-------- DATA SHOWN

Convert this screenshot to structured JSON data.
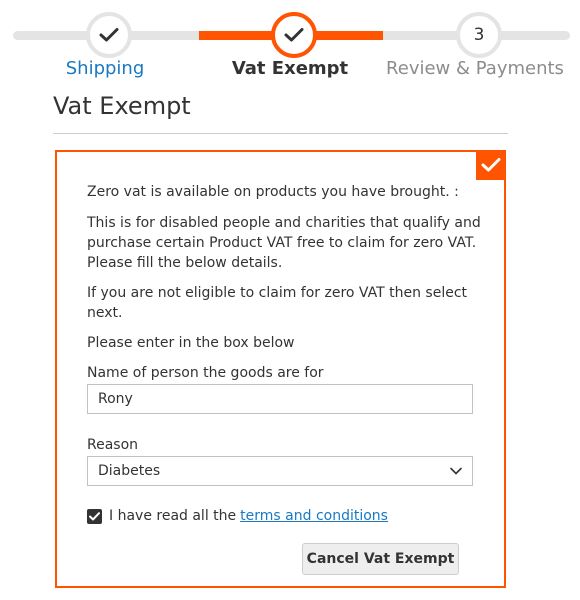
{
  "progress": {
    "steps": [
      {
        "label": "Shipping",
        "state": "complete"
      },
      {
        "label": "Vat Exempt",
        "state": "active-complete"
      },
      {
        "label": "Review & Payments",
        "number": "3",
        "state": "upcoming"
      }
    ]
  },
  "page_title": "Vat Exempt",
  "form": {
    "intro": "Zero vat is available on products you have brought. :",
    "description": "This is for disabled people and charities that qualify and purchase certain Product VAT free to claim for zero VAT. Please fill the below details.",
    "not_eligible": "If you are not eligible to claim for zero VAT then select next.",
    "instructions": "Please enter in the box below",
    "name_label": "Name of person the goods are for",
    "name_value": "Rony",
    "reason_label": "Reason",
    "reason_value": "Diabetes",
    "terms_prefix": "I have read all the",
    "terms_link": "terms and conditions",
    "terms_checked": true,
    "cancel_button": "Cancel Vat Exempt"
  },
  "colors": {
    "accent": "#ff5501",
    "link": "#1979c3",
    "track": "#e4e4e4"
  }
}
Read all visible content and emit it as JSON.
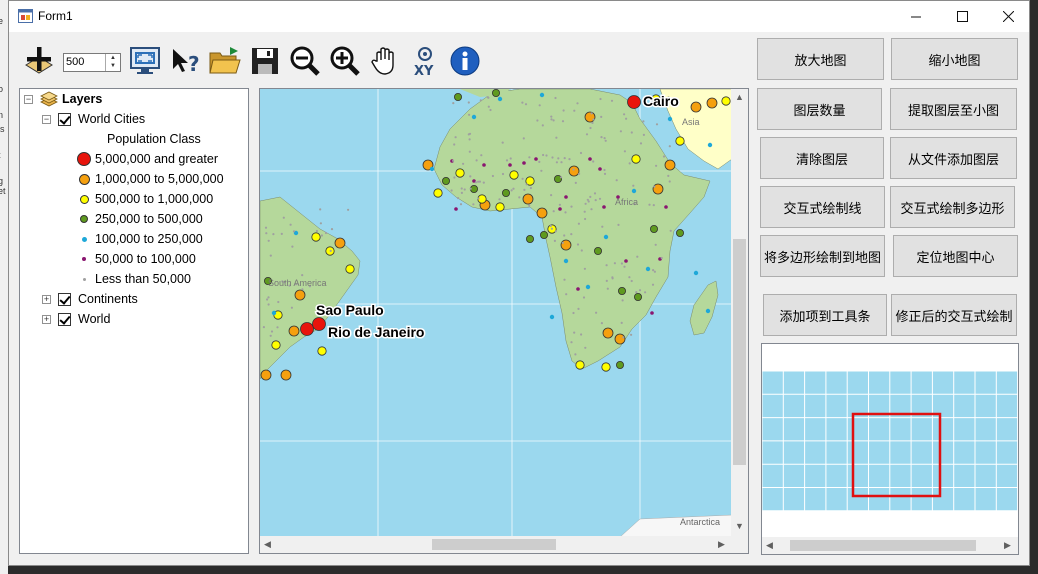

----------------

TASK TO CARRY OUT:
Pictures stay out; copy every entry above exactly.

EXPECTED OUTPUT:
Convert this screenshot to structured JSON data.
{
  "progress": {
    "steps": [
      {
        "label": "Shipping",
        "state": "complete"
      },
      {
        "label": "Vat Exempt",
        "state": "active-complete"
      },
      {
        "label": "Review & Payments",
        "number": "3",
        "state": "upcoming"
      }
    ]
  },
  "page_title": "Vat Exempt",
  "form": {
    "intro": "Zero vat is available on products you have brought. :",
    "description": "This is for disabled people and charities that qualify and purchase certain Product VAT free to claim for zero VAT. Please fill the below details.",
    "not_eligible": "If you are not eligible to claim for zero VAT then select next.",
    "instructions": "Please enter in the box below",
    "name_label": "Name of person the goods are for",
    "name_value": "Rony",
    "reason_label": "Reason",
    "reason_value": "Diabetes",
    "terms_prefix": "I have read all the",
    "terms_link": "terms and conditions",
    "terms_checked": true,
    "cancel_button": "Cancel Vat Exempt"
  },
  "colors": {
    "accent": "#ff5501",
    "link": "#1979c3",
    "track": "#e4e4e4"
  }
}
Read all visible content and emit it as JSON.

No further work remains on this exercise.